Which lines of the records below contain the word "Отдел"? Copy each of them out.

(Records from a data source)
========

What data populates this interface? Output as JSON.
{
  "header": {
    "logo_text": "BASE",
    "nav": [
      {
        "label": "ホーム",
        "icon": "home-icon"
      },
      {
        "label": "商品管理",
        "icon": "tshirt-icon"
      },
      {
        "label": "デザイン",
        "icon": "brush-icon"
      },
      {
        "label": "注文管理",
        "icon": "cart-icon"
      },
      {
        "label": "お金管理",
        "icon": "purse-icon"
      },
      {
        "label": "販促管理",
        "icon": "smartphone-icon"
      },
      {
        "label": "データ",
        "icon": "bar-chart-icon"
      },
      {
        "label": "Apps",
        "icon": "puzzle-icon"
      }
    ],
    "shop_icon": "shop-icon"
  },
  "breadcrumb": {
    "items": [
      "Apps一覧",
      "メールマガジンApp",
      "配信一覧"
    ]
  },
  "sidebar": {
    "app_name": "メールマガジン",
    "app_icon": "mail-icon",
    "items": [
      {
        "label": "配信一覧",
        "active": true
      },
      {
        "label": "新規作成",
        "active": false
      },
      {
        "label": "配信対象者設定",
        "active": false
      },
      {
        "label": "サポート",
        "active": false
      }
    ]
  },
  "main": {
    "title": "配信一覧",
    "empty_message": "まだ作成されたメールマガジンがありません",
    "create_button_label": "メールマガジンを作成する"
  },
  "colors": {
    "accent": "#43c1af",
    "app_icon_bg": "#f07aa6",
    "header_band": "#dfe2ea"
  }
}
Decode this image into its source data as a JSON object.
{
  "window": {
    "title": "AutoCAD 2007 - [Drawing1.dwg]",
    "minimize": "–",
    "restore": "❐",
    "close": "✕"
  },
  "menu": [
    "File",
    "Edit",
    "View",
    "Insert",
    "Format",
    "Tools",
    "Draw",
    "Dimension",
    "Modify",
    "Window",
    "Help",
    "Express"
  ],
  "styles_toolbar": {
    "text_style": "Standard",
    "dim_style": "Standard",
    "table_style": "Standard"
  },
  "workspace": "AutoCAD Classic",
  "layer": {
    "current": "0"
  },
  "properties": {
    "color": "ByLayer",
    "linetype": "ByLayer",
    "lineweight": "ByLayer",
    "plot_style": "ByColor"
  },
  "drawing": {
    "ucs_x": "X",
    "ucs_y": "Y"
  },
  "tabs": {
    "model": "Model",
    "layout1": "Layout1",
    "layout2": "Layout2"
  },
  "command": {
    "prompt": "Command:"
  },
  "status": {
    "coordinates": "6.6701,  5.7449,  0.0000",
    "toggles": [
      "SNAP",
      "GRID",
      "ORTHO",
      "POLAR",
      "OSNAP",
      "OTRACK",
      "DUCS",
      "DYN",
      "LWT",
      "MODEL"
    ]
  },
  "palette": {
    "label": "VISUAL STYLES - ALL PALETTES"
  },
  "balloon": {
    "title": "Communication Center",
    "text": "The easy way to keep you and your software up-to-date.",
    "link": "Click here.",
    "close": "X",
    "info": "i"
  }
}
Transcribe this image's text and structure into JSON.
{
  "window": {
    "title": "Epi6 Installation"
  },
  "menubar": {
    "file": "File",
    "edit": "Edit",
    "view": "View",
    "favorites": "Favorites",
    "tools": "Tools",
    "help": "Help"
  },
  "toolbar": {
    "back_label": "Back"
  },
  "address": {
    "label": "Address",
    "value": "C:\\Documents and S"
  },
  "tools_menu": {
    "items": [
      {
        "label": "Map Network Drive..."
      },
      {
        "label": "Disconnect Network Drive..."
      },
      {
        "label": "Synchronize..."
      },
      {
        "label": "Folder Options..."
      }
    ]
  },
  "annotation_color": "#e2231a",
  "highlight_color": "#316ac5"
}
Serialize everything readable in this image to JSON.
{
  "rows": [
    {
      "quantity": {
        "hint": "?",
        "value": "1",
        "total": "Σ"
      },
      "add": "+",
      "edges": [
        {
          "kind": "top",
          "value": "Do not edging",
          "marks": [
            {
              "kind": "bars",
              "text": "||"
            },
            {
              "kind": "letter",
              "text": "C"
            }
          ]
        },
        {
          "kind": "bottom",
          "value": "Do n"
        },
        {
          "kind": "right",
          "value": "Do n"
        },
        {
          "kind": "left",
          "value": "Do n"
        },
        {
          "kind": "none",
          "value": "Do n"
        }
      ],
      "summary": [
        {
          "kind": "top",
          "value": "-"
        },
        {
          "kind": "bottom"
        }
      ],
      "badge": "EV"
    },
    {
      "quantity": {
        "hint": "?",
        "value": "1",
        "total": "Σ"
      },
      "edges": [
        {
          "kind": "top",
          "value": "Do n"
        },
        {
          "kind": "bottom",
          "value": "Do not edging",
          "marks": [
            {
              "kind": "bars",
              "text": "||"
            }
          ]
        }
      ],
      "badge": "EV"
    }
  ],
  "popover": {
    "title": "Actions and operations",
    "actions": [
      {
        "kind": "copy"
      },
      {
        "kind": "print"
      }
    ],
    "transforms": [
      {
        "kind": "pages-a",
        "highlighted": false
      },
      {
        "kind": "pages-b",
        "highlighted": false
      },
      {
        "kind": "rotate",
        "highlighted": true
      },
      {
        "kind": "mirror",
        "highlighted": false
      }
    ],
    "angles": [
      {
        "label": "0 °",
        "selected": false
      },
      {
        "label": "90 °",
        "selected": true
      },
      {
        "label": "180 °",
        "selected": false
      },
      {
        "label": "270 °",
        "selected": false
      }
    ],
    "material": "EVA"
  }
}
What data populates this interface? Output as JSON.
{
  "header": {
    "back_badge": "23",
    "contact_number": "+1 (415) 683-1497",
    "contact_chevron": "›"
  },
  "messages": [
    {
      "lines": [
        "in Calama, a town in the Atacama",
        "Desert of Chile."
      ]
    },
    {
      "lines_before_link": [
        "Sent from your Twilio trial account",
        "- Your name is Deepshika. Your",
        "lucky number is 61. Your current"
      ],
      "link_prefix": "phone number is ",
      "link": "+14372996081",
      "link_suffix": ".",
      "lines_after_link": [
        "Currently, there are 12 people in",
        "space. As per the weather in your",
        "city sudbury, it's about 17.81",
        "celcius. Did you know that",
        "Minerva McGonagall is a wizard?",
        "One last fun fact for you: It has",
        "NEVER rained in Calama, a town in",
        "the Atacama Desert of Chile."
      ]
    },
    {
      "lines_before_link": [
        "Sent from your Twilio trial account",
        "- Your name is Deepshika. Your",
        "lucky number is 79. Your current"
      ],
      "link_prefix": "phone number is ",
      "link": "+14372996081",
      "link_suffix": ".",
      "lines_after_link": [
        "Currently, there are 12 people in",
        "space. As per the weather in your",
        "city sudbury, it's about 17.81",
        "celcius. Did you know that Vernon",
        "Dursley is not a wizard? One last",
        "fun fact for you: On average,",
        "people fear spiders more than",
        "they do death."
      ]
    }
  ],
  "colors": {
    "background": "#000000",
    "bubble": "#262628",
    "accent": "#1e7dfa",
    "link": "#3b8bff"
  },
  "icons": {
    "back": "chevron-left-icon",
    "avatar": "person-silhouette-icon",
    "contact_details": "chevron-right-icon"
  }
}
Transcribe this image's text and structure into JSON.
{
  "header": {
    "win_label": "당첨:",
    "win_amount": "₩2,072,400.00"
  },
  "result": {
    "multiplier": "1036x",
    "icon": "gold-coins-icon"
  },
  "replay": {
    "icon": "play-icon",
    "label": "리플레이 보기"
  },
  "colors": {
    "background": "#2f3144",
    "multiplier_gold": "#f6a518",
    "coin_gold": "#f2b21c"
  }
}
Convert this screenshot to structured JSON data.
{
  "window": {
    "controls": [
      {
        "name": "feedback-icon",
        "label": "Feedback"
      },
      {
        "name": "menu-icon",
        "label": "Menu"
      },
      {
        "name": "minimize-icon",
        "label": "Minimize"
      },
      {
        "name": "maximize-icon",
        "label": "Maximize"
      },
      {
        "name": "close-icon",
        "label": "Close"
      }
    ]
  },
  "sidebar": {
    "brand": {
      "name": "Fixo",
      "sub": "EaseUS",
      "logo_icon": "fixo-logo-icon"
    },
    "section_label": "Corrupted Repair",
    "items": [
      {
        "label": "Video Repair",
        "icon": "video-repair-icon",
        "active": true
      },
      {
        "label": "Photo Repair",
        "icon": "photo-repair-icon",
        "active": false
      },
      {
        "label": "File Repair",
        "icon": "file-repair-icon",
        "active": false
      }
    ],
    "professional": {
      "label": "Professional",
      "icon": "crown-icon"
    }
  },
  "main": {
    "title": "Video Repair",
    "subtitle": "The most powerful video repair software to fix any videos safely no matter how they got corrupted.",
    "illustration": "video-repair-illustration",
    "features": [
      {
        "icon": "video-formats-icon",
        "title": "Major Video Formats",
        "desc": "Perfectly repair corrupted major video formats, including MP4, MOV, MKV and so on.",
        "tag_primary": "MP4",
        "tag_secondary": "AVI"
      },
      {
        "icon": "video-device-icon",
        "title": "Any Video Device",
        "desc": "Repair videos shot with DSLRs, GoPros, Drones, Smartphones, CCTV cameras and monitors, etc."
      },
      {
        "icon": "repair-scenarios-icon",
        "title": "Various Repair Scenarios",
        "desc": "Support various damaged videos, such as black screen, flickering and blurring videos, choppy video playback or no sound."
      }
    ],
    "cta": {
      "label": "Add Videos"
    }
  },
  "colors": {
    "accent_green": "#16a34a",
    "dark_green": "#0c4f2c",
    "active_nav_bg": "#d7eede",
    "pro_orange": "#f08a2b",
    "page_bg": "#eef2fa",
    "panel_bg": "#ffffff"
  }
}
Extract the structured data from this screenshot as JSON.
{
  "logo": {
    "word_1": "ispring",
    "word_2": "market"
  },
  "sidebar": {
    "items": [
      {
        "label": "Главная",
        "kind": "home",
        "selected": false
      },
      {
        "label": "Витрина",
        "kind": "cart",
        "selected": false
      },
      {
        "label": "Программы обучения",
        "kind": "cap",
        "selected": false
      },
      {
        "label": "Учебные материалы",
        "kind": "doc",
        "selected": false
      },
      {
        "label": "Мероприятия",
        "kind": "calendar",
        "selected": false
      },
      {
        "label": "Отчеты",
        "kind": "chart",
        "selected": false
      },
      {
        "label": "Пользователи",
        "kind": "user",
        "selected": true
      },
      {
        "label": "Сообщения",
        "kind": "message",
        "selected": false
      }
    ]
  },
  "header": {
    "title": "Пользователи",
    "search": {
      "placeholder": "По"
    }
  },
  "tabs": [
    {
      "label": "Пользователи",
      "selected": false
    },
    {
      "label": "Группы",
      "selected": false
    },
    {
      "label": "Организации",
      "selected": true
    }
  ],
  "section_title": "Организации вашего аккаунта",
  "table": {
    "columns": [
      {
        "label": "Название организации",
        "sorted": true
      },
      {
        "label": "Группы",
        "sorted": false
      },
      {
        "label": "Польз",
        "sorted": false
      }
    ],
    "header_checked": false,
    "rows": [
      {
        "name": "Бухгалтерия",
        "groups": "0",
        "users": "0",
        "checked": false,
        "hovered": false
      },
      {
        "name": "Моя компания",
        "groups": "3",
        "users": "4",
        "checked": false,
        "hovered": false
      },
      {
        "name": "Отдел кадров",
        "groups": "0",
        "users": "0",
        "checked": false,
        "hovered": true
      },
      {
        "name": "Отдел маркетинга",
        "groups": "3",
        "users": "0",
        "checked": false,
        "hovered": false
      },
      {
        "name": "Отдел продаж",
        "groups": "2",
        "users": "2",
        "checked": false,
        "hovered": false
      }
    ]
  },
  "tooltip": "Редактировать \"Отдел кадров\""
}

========

[The answer]
        "name": "Отдел кадров",
        "name": "Отдел маркетинга",
        "name": "Отдел продаж",
  "tooltip": "Редактировать \"Отдел кадров\""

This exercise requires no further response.